I got pretty sick this week.
Worst I've felt in over a year.
Today is the first day that I don't feel like complete shit, though still not 100%. It really sucks because the first week of this month was packed with 6 appointments and meetings with others. Even if you're sick, you still feel the need to at least try and get out there because meeting other people is important, especially in business. I'd wake up each day hoping I'd feel better, but I was still hacking up lungs and blowing outrageous amounts of gunk from my nose until this afternoon.
What I thought about was this: I could get out there and meet people regardless of how I was feeling, but it wouldn't have been a pleasant experience for the other people involved.
Could you imagine being on the other side of the table as I coughed to the point of puking (that actually happened)? Or seeing globs of snot drip onto my mustache? It'd be freaking disgusting.
Here's the thing:
While it might seem heroic and dignified to go at the day regardless of how I'm feeling, the fact that it would've been awful for someone else to endure my company is what matters more. It's about them, not me.
Stuck on whether or not you should pursue a new product, feature, or campaign for your brand? Think about the person on the other end, it'll give you a better sense of direction.
When you are creating a startup, it's easy to get sucked into the mindset that your product/service is needed and that everyone could benefit from it. Regardless of how true that is, people just don't seem to get it. You drill down on your marketing efforts talking about the features of what you offer, but no one understands.
You're bitter. You're frustrated. And it's also your fault.
Yea. It's your fault. It's your fault people do not understand the value of what you've created.
"Zach, that's pretty harsh," you might say. But, I believe it's better than the alternative.
Here's the thing: if it's your fault people don't understand the value of what you've created, then you can change. If it's everyone else's fault, you're shit outta luck.
It's never too late, it's all your fault, but that is the absolute best-case scenario. The question is: what are you going to do about it?
I met with Rocky Roark, a local illustrator in San Diego yesterday (here is a link to his work, enjoy!). As we conversed over Topo Chico and coconut cream iced tea, marketing came up. Rocky has over 40k followers on Instagram and he was shocked I had not made use of the platform for business. It's done a lot of good for him financially. Despite his success, it's still not going to be a part of my life anytime soon.

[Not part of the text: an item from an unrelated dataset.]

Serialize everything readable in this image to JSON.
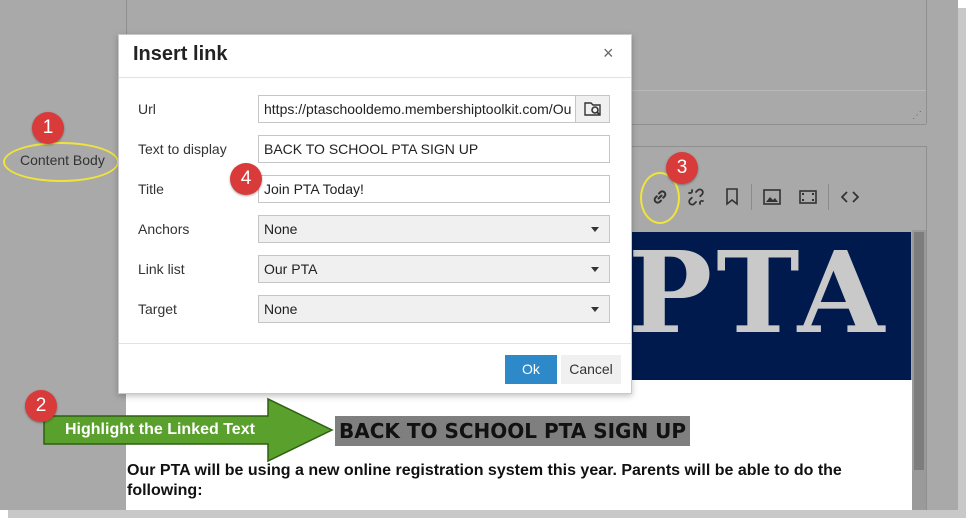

Here's why: I believe that platforms like Instagram and Facebook have made human social interaction harder and less authentic. The evidence for this is staggering suicide rates and anecdotal tales of the platforms being used to showcase what we wish our life was like rather than connecting with people. It's a mechanism that has propelled isolation and narcissism to heights we could not have anticipated.
I do not like those things. Not everyone, especially not Rocky, uses those platforms that way, but the evidence is overwhelmingly clear that loneliness and depression have skyrocketed parallel to the rise of social media. The thing is, people like Rocky are the exception and not the rule when it comes to those platforms.
I believe the world would be better if those platforms were used less. Granted, my view isn't going to change the fact that millions of people use them everyday, but it doesn't matter. I still believe that to be true. This doesn't mean I have a distaste for people who use the platform. I don't drink alcohol either, but have no problem with anyone who does. It's simply not for me. I'd rather drive to three networking events per week, meet 5 people, and spend 45 minutes talking with each one of them.
Here's the thing:
Have some conviction. If you feel strongly about something, don't let the expectations of others change that. Stand up for it. Defend your thinking. Be a champion for something different. Be a rebel.